Jul 6, 2016

Hong Kong officials blame China floods for tide of filth washing up on city beaches

Hong Kong
by
Kylie Knott and Adam Wright
,
South China Morning Post
Refuse on a beach at Cheung Sha, Lantau. The Hong Kong government began receiving reports of abnormal amounts of marine waste washing up on beaches on June 20. Photo: South China Morning Post
Refuse on a beach at Cheung Sha, Lantau. The Hong Kong government began receiving reports of abnormal amounts of marine waste washing up on beaches on June 20. Photo: South China Morning Post

The Hong Kong government has pointed the finger at China for the huge amounts of refuse that have washed up on the city’s southern beaches in recent weeks.

Six to 10 times the usual volume of marine refuse was being washed up, the Environmental Protection Department said.
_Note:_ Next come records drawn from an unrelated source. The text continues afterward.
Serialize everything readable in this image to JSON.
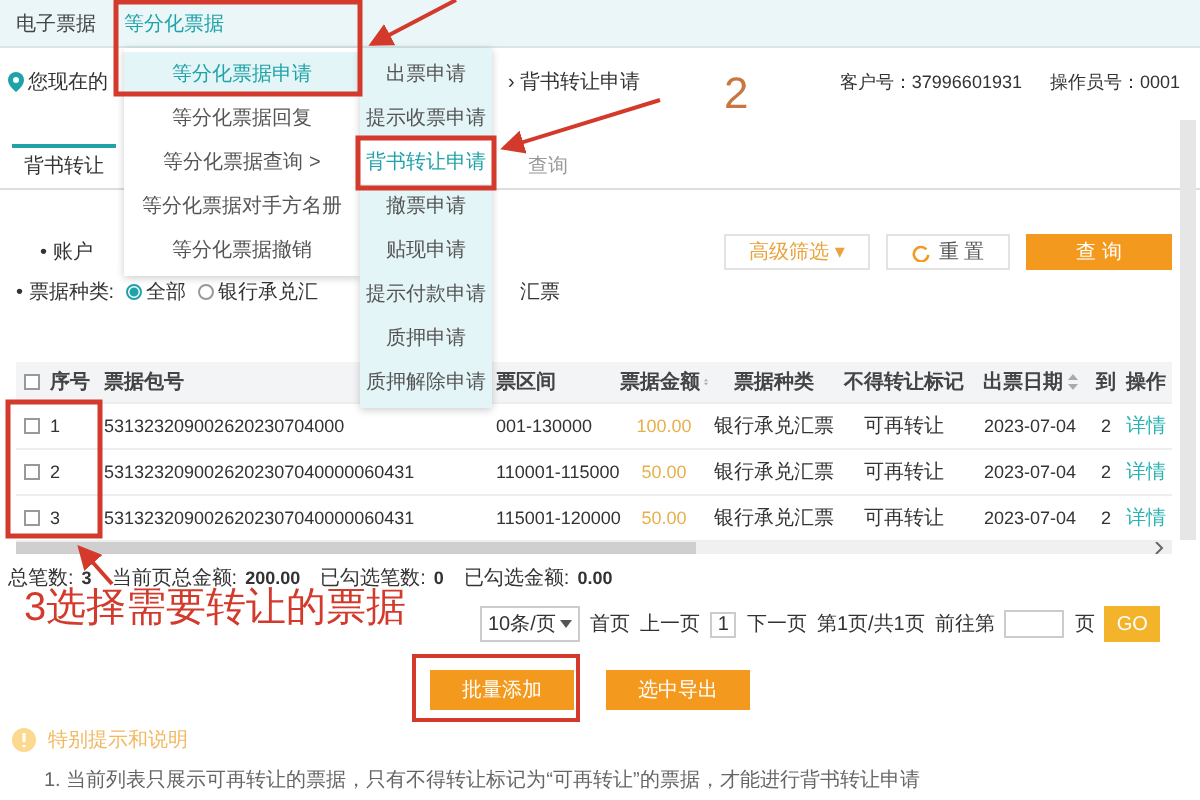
{
  "nav": {
    "items": [
      {
        "label": "电子票据",
        "selected": false
      },
      {
        "label": "等分化票据",
        "selected": true
      }
    ]
  },
  "menu": {
    "items": [
      {
        "label": "等分化票据申请",
        "selected": true
      },
      {
        "label": "等分化票据回复",
        "selected": false
      },
      {
        "label": "等分化票据查询",
        "selected": false,
        "arrow": ">"
      },
      {
        "label": "等分化票据对手方名册",
        "selected": false
      },
      {
        "label": "等分化票据撤销",
        "selected": false
      }
    ]
  },
  "submenu": {
    "items": [
      {
        "label": "出票申请",
        "selected": false
      },
      {
        "label": "提示收票申请",
        "selected": false
      },
      {
        "label": "背书转让申请",
        "selected": true
      },
      {
        "label": "撤票申请",
        "selected": false
      },
      {
        "label": "贴现申请",
        "selected": false
      },
      {
        "label": "提示付款申请",
        "selected": false
      },
      {
        "label": "质押申请",
        "selected": false
      },
      {
        "label": "质押解除申请",
        "selected": false
      }
    ]
  },
  "breadcrumb": {
    "prefix": "您现在的",
    "separator": "›",
    "current": "背书转让申请"
  },
  "account": [
    {
      "label": "客户号：",
      "value": "37996601931"
    },
    {
      "label": "操作员号：",
      "value": "0001"
    }
  ],
  "tabs": [
    {
      "label": "背书转让",
      "selected": true
    },
    {
      "label": "查询",
      "selected": false
    }
  ],
  "filters": {
    "account_label": "• 账户",
    "buttons": [
      {
        "kind": "dropdown",
        "label": "高级筛选",
        "caret": "▾"
      },
      {
        "kind": "reset",
        "label": "重 置"
      },
      {
        "kind": "primary",
        "label": "查 询"
      }
    ],
    "bill_type": {
      "label": "• 票据种类:",
      "options": [
        {
          "kind": "radio",
          "label": "全部",
          "selected": true
        },
        {
          "kind": "radio",
          "label": "银行承兑汇",
          "selected": false
        },
        {
          "kind": "text",
          "label": "汇票"
        }
      ]
    }
  },
  "table": {
    "select_all": {
      "checked": false
    },
    "columns": [
      {
        "label": "序号",
        "sortable": false
      },
      {
        "label": "票据包号",
        "sortable": false
      },
      {
        "label": "票区间",
        "sortable": false
      },
      {
        "label": "票据金额",
        "sortable": true
      },
      {
        "label": "票据种类",
        "sortable": false
      },
      {
        "label": "不得转让标记",
        "sortable": false
      },
      {
        "label": "出票日期",
        "sortable": true
      },
      {
        "label": "到",
        "sortable": false
      },
      {
        "label": "操作",
        "sortable": false
      }
    ],
    "rows": [
      {
        "checked": false,
        "cells": [
          "1",
          "531323209002620230704000",
          "001-130000",
          "100.00",
          "银行承兑汇票",
          "可再转让",
          "2023-07-04",
          "2",
          "详情"
        ]
      },
      {
        "checked": false,
        "cells": [
          "2",
          "5313232090026202307040000060431",
          "110001-115000",
          "50.00",
          "银行承兑汇票",
          "可再转让",
          "2023-07-04",
          "2",
          "详情"
        ]
      },
      {
        "checked": false,
        "cells": [
          "3",
          "5313232090026202307040000060431",
          "115001-120000",
          "50.00",
          "银行承兑汇票",
          "可再转让",
          "2023-07-04",
          "2",
          "详情"
        ]
      }
    ]
  },
  "totals": [
    {
      "label": "总笔数:",
      "value": "3"
    },
    {
      "label": "当前页总金额:",
      "value": "200.00"
    },
    {
      "label": "已勾选笔数:",
      "value": "0"
    },
    {
      "label": "已勾选金额:",
      "value": "0.00"
    }
  ],
  "pagination": {
    "page_size": "10条/页",
    "first": "首页",
    "prev": "上一页",
    "current": "1",
    "next": "下一页",
    "info": "第1页/共1页",
    "goto_label": "前往第",
    "goto_suffix": "页",
    "go": "GO"
  },
  "actions": [
    "批量添加",
    "选中导出"
  ],
  "notice": {
    "title": "特别提示和说明",
    "lines": [
      "1. 当前列表只展示可再转让的票据，只有不得转让标记为“可再转让”的票据，才能进行背书转让申请"
    ]
  },
  "annotations": [
    {
      "kind": "step",
      "text": "2"
    },
    {
      "kind": "caption",
      "text": "3选择需要转让的票据"
    }
  ]
}
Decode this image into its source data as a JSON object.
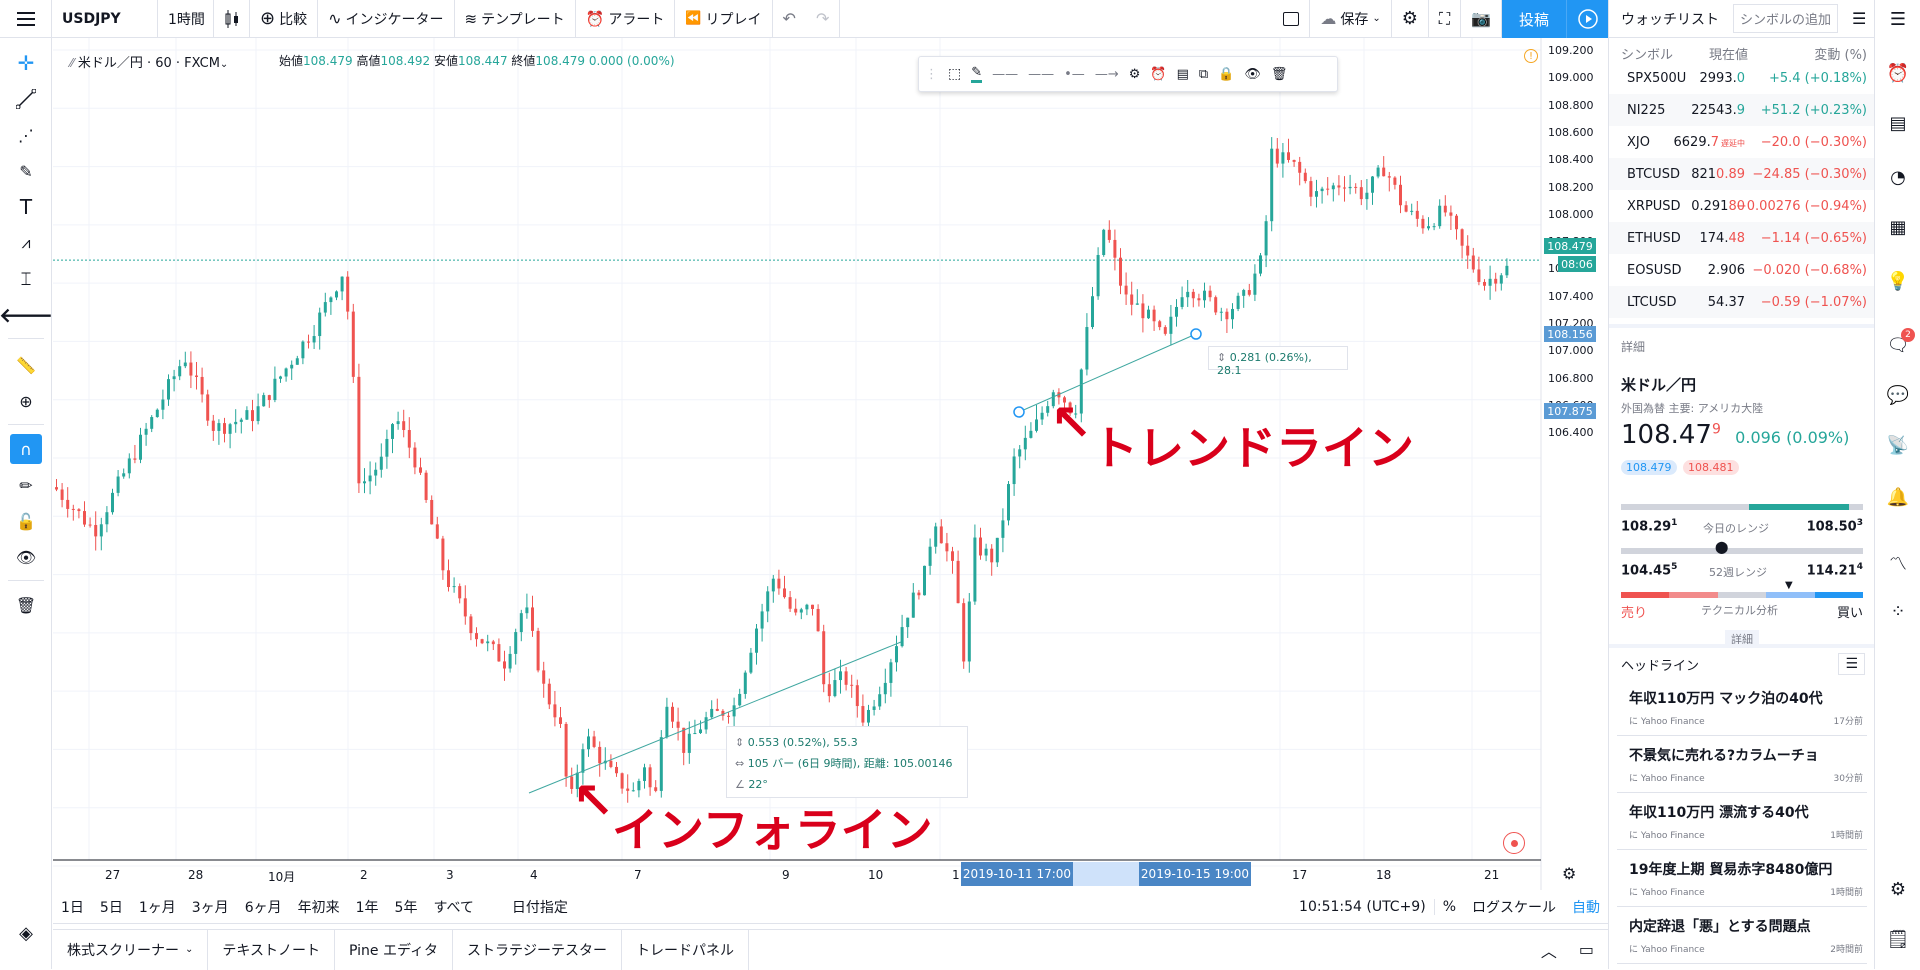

It believes this is a result of heavy rain and floods in the Pearl River basin.

“We suspect that the floods in mid-June on the mainland might have brought the refuse to the sea and then the refuse is brought to Hong Kong by the southwest monsoon wind and the sea currents,” the department said in response to inquiries by SCMP.com.

“A similar phenomenon happened in 2005 when a massive amount of debris and refuse was found at various beaches and coastal areas of Hong Kong after a serious one-in-a-100-year flood on the mainland,” the statement said.

It said severe rainstorms and floods in mid-June in the provinces of Guangdong, Guangxi, Hunan and Jiangxi, through which the Pearl River or its tributaries flow, had caused flooding of a severity seen only once every 20 years